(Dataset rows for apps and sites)
################
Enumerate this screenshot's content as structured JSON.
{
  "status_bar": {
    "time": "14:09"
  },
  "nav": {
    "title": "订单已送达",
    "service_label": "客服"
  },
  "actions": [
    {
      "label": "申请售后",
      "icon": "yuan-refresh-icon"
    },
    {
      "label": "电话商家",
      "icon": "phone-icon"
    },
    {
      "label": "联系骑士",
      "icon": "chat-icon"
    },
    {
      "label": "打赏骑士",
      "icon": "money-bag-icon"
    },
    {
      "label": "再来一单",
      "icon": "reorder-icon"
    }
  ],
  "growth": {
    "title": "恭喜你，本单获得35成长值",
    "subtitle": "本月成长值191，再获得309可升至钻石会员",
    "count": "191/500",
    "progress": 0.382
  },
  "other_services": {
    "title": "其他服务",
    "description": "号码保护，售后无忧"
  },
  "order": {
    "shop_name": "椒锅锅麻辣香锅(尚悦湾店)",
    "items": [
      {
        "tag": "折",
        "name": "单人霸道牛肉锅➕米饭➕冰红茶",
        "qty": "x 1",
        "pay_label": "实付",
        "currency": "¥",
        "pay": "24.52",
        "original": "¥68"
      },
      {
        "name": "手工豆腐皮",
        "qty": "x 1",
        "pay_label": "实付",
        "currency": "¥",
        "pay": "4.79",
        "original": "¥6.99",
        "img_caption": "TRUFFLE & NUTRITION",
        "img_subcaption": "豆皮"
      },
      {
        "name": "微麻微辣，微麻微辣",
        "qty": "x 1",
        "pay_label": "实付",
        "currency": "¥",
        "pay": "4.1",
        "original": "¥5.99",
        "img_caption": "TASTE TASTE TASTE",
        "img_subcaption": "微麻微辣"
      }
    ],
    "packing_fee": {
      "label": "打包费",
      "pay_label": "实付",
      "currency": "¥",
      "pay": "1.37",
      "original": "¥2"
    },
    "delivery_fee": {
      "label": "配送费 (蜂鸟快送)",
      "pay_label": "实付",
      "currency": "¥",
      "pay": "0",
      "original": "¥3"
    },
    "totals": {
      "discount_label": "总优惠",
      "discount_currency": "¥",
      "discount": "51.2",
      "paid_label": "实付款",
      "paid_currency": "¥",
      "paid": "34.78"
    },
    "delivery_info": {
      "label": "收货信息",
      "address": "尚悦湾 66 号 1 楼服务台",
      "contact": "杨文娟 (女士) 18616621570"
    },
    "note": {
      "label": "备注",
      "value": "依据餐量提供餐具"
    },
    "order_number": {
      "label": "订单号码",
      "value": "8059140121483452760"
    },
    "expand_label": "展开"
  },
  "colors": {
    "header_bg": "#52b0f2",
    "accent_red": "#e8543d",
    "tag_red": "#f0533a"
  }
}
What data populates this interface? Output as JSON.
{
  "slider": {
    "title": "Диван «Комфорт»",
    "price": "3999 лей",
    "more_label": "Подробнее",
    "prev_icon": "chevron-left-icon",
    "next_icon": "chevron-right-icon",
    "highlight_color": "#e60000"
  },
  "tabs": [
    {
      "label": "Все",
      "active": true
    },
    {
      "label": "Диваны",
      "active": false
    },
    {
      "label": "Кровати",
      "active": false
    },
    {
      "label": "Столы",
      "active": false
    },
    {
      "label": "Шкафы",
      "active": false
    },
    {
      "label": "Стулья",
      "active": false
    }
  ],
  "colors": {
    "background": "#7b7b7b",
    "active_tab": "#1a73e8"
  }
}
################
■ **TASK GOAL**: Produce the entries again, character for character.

■ **EXERCISE SOLUTION**:
Enumerate this screenshot's content as structured JSON.
{
  "status_bar": {
    "time": "14:09"
  },
  "nav": {
    "title": "订单已送达",
    "service_label": "客服"
  },
  "actions": [
    {
      "label": "申请售后",
      "icon": "yuan-refresh-icon"
    },
    {
      "label": "电话商家",
      "icon": "phone-icon"
    },
    {
      "label": "联系骑士",
      "icon": "chat-icon"
    },
    {
      "label": "打赏骑士",
      "icon": "money-bag-icon"
    },
    {
      "label": "再来一单",
      "icon": "reorder-icon"
    }
  ],
  "growth": {
    "title": "恭喜你，本单获得35成长值",
    "subtitle": "本月成长值191，再获得309可升至钻石会员",
    "count": "191/500",
    "progress": 0.382
  },
  "other_services": {
    "title": "其他服务",
    "description": "号码保护，售后无忧"
  },
  "order": {
    "shop_name": "椒锅锅麻辣香锅(尚悦湾店)",
    "items": [
      {
        "tag": "折",
        "name": "单人霸道牛肉锅➕米饭➕冰红茶",
        "qty": "x 1",
        "pay_label": "实付",
        "currency": "¥",
        "pay": "24.52",
        "original": "¥68"
      },
      {
        "name": "手工豆腐皮",
        "qty": "x 1",
        "pay_label": "实付",
        "currency": "¥",
        "pay": "4.79",
        "original": "¥6.99",
        "img_caption": "TRUFFLE & NUTRITION",
        "img_subcaption": "豆皮"
      },
      {
        "name": "微麻微辣，微麻微辣",
        "qty": "x 1",
        "pay_label": "实付",
        "currency": "¥",
        "pay": "4.1",
        "original": "¥5.99",
        "img_caption": "TASTE TASTE TASTE",
        "img_subcaption": "微麻微辣"
      }
    ],
    "packing_fee": {
      "label": "打包费",
      "pay_label": "实付",
      "currency": "¥",
      "pay": "1.37",
      "original": "¥2"
    },
    "delivery_fee": {
      "label": "配送费 (蜂鸟快送)",
      "pay_label": "实付",
      "currency": "¥",
      "pay": "0",
      "original": "¥3"
    },
    "totals": {
      "discount_label": "总优惠",
      "discount_currency": "¥",
      "discount": "51.2",
      "paid_label": "实付款",
      "paid_currency": "¥",
      "paid": "34.78"
    },
    "delivery_info": {
      "label": "收货信息",
      "address": "尚悦湾 66 号 1 楼服务台",
      "contact": "杨文娟 (女士) 18616621570"
    },
    "note": {
      "label": "备注",
      "value": "依据餐量提供餐具"
    },
    "order_number": {
      "label": "订单号码",
      "value": "8059140121483452760"
    },
    "expand_label": "展开"
  },
  "colors": {
    "header_bg": "#52b0f2",
    "accent_red": "#e8543d",
    "tag_red": "#f0533a"
  }
}
What data populates this interface? Output as JSON.
{
  "slider": {
    "title": "Диван «Комфорт»",
    "price": "3999 лей",
    "more_label": "Подробнее",
    "prev_icon": "chevron-left-icon",
    "next_icon": "chevron-right-icon",
    "highlight_color": "#e60000"
  },
  "tabs": [
    {
      "label": "Все",
      "active": true
    },
    {
      "label": "Диваны",
      "active": false
    },
    {
      "label": "Кровати",
      "active": false
    },
    {
      "label": "Столы",
      "active": false
    },
    {
      "label": "Шкафы",
      "active": false
    },
    {
      "label": "Стулья",
      "active": false
    }
  ],
  "colors": {
    "background": "#7b7b7b",
    "active_tab": "#1a73e8"
  }
}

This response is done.